#### WHAT THE TASK ASKS:
Go through the entries below. Copy each line in which "ssid" appears.

#### LISTED RECORDS:
------------------------------------------------
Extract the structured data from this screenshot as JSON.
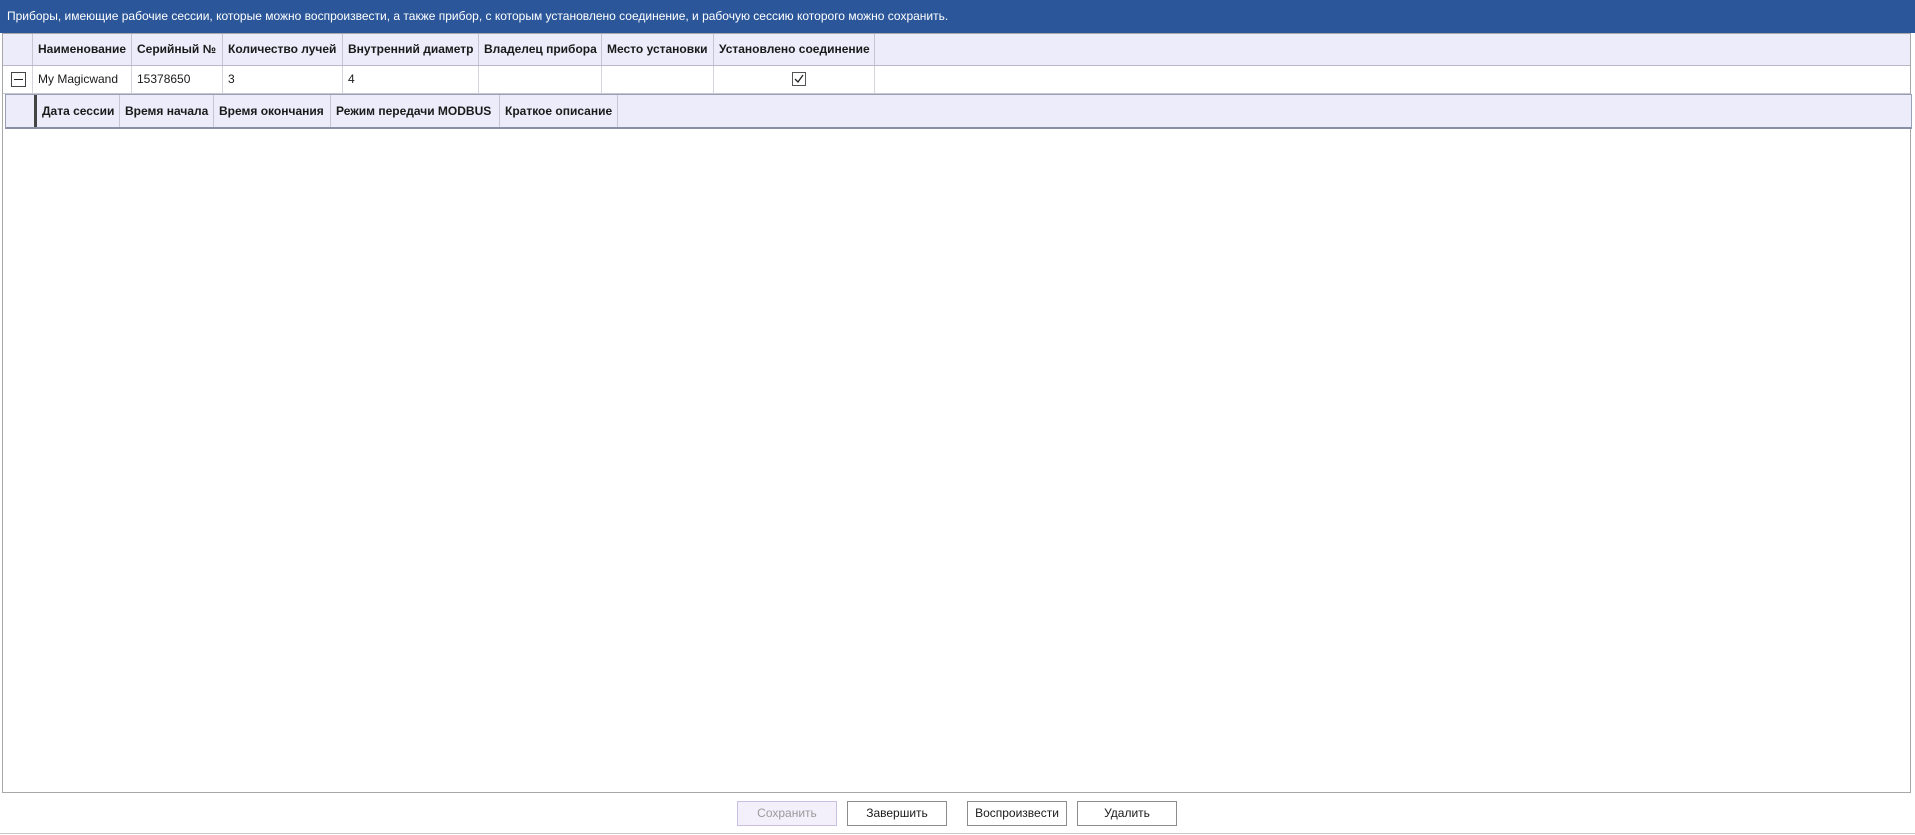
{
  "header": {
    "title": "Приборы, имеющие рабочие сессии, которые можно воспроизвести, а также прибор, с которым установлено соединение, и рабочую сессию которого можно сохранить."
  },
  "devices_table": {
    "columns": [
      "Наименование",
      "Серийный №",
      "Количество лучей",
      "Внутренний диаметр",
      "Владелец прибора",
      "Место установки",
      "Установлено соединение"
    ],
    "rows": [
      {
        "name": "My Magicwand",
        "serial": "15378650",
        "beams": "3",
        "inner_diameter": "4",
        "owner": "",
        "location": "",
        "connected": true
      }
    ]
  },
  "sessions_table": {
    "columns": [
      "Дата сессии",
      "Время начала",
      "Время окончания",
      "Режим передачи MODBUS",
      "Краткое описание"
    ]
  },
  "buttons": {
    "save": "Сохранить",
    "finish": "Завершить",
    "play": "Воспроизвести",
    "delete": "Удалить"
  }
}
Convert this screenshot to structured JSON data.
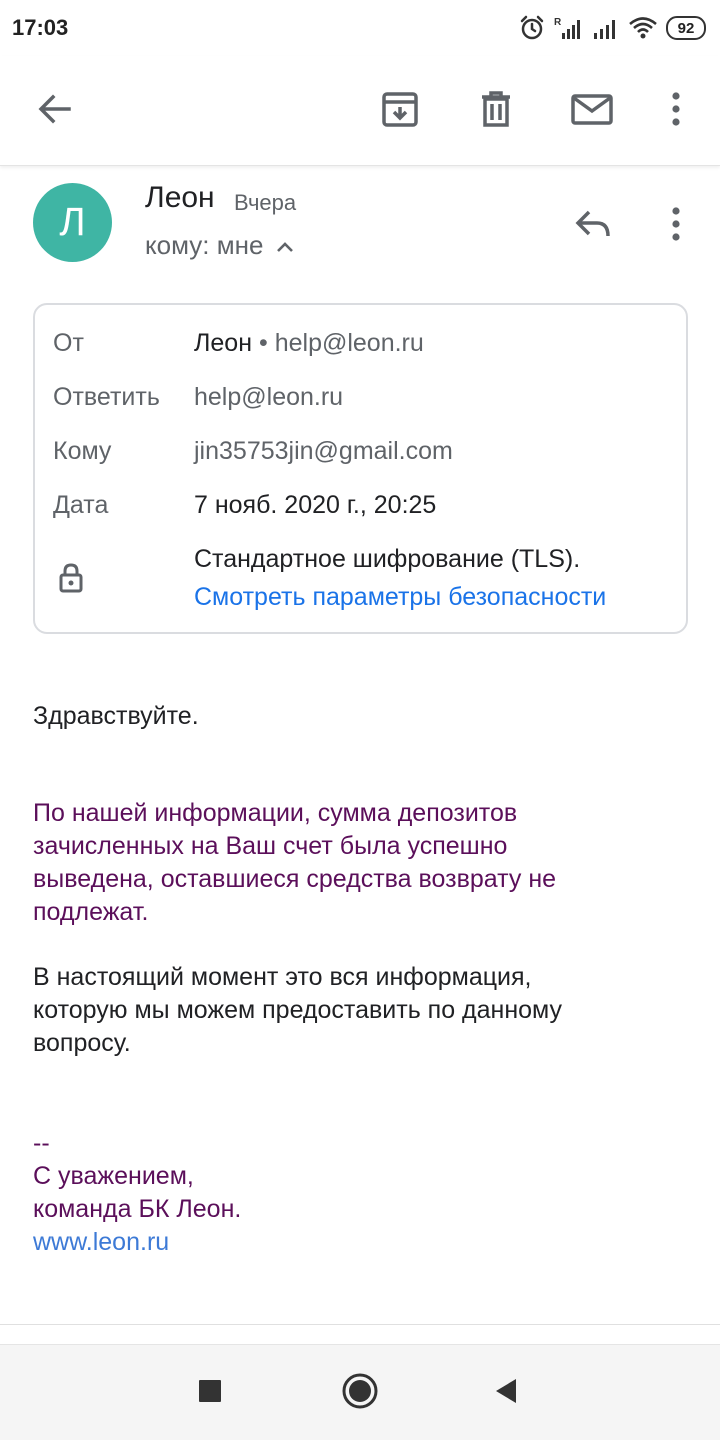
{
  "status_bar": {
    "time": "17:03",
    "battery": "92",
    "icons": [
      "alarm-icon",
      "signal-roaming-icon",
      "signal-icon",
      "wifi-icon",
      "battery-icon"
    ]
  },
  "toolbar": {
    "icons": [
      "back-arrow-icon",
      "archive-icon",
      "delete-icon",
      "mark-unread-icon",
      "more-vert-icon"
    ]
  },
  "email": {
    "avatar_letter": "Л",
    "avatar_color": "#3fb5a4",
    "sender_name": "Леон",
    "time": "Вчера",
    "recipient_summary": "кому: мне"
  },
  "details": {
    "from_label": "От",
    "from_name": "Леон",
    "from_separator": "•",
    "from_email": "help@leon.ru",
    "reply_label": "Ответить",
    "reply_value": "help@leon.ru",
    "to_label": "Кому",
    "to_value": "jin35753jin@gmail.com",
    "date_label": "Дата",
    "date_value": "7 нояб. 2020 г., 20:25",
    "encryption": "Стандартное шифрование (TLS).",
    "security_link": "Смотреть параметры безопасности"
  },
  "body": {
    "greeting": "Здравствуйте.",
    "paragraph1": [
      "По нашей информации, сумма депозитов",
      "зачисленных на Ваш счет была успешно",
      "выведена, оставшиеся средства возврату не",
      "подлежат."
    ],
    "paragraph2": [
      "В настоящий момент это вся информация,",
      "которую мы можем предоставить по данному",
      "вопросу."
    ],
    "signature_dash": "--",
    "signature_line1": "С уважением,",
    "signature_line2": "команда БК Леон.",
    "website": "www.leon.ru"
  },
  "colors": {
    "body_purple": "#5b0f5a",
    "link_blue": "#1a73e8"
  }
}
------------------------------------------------
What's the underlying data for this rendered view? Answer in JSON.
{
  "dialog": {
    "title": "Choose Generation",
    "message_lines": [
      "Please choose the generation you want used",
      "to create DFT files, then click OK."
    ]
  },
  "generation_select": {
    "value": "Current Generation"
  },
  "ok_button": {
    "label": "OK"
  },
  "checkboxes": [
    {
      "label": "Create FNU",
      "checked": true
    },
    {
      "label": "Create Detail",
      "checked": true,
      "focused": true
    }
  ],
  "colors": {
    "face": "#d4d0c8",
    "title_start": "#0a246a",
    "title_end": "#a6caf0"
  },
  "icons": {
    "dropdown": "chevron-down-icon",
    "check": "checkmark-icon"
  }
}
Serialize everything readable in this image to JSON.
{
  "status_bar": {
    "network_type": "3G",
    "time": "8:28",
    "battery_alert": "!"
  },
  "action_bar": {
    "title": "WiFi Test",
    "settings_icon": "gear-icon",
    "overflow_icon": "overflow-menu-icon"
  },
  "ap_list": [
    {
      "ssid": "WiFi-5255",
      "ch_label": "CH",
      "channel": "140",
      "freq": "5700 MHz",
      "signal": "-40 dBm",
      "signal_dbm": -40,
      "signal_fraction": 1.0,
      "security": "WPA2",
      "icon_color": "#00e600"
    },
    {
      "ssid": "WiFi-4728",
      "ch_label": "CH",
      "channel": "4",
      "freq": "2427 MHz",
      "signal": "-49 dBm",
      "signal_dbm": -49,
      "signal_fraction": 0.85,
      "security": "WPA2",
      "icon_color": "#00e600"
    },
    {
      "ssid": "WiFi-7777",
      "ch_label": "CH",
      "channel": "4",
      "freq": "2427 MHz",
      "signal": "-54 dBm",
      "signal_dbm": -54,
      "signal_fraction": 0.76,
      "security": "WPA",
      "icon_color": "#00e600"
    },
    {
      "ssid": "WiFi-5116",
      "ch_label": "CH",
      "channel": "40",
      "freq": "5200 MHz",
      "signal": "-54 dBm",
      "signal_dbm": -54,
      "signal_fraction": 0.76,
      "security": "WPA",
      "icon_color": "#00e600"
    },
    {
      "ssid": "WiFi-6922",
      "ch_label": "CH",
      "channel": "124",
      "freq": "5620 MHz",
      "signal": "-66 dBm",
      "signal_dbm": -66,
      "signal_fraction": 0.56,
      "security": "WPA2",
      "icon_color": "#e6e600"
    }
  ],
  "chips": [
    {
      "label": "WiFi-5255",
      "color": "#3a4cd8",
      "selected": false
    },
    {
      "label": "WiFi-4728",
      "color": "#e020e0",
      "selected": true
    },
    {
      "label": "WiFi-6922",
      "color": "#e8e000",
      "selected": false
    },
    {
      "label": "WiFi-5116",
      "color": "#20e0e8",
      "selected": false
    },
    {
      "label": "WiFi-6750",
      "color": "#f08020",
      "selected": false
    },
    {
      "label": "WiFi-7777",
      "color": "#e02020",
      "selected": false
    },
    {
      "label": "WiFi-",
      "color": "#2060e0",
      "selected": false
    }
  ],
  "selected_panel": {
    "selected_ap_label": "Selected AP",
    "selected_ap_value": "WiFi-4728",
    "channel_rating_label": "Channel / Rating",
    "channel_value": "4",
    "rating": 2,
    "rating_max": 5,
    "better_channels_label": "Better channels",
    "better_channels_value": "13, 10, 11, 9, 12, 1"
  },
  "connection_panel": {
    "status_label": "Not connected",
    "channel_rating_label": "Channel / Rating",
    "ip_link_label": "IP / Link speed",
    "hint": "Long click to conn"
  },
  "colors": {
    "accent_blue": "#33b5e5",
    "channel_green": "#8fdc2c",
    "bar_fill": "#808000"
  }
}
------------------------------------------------
#### RESPONSE BOX:
      "ssid": "WiFi-5255",
      "ssid": "WiFi-4728",
      "ssid": "WiFi-7777",
      "ssid": "WiFi-5116",
      "ssid": "WiFi-6922",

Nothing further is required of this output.